Problem
If pictures are present, leave them out, and copy the data word for word.

━━━━━━━━━━

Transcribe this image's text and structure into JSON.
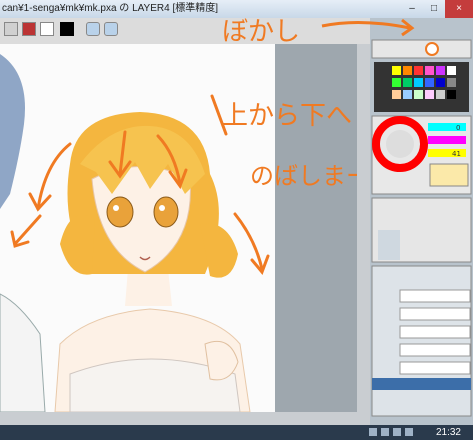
{
  "window": {
    "title": "can¥1-senga¥mk¥mk.pxa の LAYER4 [標準精度]",
    "minimize": "–",
    "maximize": "□",
    "close": "×"
  },
  "annotations": {
    "bokashi": "ぼかし",
    "line1": "上から下へ",
    "line2": "のばしまーす"
  },
  "right_panel": {
    "values": [
      "0",
      "41"
    ]
  },
  "taskbar": {
    "clock": "21:32"
  },
  "colors": {
    "annotation": "#f07a22",
    "hair": "#f4b63f",
    "skin": "#fdf1e6",
    "canvas_bg": "#9ea7ae"
  }
}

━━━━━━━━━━

Task result
Transcribe this image's text and structure into JSON.
{
  "window": {
    "title": "can¥1-senga¥mk¥mk.pxa の LAYER4 [標準精度]",
    "minimize": "–",
    "maximize": "□",
    "close": "×"
  },
  "annotations": {
    "bokashi": "ぼかし",
    "line1": "上から下へ",
    "line2": "のばしまーす"
  },
  "right_panel": {
    "values": [
      "0",
      "41"
    ]
  },
  "taskbar": {
    "clock": "21:32"
  },
  "colors": {
    "annotation": "#f07a22",
    "hair": "#f4b63f",
    "skin": "#fdf1e6",
    "canvas_bg": "#9ea7ae"
  }
}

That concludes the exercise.